▸ EXERCISE INSTRUCTIONS: Retrieve every line of the data holding the word "pause".

▸ THE RECORDS:
%%

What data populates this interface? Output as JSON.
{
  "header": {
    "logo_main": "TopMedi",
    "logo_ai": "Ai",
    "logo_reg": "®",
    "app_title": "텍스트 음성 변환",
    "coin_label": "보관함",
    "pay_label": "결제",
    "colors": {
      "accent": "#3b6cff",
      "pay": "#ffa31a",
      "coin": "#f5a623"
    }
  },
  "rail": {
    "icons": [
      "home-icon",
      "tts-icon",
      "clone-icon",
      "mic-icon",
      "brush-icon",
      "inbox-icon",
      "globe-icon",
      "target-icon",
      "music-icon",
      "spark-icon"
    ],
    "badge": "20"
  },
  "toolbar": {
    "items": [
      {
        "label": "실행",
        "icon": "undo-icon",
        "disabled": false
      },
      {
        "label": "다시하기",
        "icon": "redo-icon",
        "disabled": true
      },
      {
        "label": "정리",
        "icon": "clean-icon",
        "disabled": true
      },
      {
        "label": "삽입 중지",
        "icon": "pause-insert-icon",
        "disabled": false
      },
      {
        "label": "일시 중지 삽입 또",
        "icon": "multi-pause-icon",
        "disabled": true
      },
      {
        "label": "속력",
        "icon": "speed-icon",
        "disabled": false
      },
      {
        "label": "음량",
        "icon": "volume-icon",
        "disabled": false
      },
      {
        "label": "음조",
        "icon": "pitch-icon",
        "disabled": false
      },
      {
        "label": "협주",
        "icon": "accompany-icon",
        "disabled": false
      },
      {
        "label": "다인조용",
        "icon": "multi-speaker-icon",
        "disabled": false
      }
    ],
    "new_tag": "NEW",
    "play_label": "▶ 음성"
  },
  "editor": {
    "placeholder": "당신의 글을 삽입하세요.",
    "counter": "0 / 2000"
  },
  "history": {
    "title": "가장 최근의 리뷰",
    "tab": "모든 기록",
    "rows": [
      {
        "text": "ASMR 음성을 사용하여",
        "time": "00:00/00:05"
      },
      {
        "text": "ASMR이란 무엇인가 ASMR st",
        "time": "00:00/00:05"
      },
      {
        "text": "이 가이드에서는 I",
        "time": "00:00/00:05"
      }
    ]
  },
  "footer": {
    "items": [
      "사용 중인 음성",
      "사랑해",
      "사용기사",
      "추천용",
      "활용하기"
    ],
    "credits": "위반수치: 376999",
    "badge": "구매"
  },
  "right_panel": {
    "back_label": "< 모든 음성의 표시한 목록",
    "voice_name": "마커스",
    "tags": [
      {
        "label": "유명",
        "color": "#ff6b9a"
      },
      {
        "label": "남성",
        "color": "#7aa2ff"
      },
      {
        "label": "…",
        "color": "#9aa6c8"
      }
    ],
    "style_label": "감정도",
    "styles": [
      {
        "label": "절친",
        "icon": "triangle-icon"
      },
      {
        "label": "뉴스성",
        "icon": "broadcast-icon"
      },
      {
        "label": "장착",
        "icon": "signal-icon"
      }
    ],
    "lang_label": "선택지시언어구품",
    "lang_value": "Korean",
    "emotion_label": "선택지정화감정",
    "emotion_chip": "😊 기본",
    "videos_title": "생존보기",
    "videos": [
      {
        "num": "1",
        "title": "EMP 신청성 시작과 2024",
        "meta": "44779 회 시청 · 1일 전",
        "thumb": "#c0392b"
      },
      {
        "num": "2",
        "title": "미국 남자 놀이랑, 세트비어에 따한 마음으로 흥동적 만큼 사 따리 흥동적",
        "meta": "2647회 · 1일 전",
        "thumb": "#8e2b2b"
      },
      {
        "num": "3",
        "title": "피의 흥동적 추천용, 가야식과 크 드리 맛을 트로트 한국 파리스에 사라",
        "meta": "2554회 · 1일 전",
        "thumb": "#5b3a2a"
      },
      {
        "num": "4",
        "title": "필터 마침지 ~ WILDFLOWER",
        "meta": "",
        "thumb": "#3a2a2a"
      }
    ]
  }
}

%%

▸ TASK OUTPUT:
        "icon": "pause-insert-icon",
        "icon": "multi-pause-icon",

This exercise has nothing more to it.